## Component data from apps and pages
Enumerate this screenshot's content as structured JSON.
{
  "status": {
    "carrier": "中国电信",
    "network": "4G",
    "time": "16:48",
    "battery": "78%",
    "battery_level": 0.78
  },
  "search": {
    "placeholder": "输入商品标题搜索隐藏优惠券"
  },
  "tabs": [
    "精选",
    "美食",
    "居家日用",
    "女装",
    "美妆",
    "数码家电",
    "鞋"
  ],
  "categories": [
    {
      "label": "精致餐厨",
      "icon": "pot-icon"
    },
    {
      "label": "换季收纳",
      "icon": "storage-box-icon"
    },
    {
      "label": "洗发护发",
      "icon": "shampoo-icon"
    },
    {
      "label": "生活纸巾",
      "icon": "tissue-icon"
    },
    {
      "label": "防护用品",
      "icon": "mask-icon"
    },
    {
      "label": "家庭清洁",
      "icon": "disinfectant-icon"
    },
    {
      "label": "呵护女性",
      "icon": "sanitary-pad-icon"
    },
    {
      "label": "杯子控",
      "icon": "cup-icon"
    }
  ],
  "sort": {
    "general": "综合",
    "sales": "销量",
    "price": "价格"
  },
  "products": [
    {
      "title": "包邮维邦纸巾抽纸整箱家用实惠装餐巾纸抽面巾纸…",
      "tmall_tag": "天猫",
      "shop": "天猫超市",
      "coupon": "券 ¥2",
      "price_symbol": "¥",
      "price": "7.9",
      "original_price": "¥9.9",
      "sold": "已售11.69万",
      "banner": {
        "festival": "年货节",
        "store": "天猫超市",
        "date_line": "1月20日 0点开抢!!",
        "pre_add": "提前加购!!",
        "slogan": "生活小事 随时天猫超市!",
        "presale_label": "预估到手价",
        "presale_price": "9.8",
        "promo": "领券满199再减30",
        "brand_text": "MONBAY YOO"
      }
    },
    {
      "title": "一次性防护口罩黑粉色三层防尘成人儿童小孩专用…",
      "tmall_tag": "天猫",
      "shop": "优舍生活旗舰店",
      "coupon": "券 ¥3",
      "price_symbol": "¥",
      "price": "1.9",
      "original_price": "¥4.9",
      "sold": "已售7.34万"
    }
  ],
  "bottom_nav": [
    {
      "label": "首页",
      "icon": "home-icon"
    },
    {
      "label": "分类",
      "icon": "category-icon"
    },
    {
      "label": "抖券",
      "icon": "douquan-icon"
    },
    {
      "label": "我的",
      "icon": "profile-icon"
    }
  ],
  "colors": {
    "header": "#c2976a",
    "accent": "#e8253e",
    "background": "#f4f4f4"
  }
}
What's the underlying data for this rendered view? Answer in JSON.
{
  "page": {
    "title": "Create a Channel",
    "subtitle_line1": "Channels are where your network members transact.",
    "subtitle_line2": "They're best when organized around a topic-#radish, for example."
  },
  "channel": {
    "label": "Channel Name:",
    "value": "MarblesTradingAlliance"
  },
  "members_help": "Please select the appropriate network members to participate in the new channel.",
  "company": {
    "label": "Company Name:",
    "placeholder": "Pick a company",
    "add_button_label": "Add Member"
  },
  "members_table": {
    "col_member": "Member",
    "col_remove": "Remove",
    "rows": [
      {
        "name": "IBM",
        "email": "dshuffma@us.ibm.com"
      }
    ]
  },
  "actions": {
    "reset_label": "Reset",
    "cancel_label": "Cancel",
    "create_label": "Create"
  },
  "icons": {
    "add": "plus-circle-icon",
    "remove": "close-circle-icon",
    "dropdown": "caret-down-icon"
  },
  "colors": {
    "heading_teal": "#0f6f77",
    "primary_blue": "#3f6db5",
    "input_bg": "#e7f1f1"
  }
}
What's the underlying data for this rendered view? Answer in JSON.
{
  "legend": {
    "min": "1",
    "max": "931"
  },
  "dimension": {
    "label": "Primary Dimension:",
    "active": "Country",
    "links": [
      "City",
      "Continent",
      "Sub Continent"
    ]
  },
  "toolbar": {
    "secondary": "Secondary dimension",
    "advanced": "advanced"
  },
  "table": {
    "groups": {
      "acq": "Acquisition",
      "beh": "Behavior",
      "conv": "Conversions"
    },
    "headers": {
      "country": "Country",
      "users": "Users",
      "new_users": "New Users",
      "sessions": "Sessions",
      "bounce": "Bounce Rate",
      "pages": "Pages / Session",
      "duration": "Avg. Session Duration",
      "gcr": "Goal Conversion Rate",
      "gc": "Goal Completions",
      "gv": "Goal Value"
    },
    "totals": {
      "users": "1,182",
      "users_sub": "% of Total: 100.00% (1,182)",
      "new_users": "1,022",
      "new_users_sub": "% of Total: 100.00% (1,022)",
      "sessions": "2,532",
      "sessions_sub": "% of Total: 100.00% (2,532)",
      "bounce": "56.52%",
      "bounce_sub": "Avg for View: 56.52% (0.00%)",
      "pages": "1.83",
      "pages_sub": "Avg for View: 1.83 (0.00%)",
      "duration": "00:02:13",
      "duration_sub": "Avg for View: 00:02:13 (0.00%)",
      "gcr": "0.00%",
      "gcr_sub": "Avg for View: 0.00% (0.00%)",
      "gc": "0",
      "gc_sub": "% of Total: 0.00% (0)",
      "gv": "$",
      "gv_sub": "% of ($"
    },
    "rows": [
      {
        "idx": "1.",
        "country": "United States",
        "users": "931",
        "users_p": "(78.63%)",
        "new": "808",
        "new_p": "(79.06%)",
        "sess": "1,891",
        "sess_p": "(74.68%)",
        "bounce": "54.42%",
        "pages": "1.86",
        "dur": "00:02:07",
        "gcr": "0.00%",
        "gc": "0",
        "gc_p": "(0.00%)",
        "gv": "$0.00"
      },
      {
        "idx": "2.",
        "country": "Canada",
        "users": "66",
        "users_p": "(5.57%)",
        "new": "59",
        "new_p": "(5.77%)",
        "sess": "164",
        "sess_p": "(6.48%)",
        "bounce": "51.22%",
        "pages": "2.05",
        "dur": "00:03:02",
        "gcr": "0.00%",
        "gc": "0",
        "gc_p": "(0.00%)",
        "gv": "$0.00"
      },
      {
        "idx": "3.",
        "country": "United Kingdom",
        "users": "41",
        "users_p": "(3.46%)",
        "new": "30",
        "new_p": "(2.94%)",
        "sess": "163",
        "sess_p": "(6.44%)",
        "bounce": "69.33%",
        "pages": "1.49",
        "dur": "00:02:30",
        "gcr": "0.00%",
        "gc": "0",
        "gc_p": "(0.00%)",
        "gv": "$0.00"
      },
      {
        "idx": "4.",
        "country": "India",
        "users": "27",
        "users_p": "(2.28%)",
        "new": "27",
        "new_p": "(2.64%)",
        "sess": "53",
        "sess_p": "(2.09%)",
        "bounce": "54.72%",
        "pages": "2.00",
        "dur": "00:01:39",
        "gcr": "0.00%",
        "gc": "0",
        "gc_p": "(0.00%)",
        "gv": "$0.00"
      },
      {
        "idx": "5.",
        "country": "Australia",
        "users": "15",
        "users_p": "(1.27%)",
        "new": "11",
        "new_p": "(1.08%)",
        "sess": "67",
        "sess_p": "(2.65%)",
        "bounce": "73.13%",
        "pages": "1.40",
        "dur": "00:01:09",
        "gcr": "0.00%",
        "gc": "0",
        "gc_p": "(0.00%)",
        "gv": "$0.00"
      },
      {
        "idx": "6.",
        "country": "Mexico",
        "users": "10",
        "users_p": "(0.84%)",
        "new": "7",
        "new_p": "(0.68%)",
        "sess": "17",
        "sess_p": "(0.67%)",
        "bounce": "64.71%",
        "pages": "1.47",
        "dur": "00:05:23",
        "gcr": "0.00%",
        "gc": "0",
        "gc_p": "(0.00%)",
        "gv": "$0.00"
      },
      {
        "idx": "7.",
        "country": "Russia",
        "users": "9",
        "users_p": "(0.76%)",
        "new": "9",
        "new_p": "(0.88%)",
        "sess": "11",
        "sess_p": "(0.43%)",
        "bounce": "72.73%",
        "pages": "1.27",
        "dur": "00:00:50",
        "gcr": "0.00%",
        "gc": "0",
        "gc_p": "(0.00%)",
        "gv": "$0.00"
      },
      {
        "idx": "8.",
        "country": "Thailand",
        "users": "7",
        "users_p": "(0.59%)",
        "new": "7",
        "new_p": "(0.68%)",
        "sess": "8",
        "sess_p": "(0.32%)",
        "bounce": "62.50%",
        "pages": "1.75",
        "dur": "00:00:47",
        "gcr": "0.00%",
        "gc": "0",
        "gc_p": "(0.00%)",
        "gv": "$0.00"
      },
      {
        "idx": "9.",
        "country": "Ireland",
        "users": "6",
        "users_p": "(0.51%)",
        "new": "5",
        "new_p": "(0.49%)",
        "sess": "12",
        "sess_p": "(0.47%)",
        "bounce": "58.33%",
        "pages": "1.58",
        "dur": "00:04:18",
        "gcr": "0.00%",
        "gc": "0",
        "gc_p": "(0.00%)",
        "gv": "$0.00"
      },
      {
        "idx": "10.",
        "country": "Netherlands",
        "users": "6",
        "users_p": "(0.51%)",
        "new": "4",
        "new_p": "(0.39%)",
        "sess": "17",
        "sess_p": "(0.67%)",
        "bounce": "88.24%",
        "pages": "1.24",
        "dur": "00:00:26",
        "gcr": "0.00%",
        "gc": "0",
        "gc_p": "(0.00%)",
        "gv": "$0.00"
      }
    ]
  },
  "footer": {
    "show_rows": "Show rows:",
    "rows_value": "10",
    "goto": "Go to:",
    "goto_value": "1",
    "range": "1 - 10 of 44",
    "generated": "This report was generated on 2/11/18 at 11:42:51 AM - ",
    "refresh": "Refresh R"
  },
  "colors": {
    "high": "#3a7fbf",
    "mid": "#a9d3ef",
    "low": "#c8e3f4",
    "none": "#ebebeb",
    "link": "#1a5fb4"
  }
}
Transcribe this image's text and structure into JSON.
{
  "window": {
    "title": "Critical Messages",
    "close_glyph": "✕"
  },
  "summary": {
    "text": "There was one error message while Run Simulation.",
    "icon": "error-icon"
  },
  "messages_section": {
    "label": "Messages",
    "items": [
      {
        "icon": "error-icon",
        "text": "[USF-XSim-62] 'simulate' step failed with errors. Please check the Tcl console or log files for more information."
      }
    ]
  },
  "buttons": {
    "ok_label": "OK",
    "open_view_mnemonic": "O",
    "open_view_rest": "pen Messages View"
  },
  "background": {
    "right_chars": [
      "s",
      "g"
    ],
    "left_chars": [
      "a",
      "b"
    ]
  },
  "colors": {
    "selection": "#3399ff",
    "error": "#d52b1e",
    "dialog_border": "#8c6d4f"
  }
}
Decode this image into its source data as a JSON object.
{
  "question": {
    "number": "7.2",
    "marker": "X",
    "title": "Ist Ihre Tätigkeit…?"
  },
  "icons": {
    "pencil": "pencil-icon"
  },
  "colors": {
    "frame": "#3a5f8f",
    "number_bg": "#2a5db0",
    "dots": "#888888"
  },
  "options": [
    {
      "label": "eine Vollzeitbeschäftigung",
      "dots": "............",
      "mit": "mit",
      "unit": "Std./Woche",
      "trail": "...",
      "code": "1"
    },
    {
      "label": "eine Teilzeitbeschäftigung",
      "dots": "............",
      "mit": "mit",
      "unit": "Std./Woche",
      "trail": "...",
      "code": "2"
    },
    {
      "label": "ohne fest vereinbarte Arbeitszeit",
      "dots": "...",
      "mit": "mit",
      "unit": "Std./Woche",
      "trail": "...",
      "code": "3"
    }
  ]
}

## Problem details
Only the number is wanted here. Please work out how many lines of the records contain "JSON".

## Completed task
5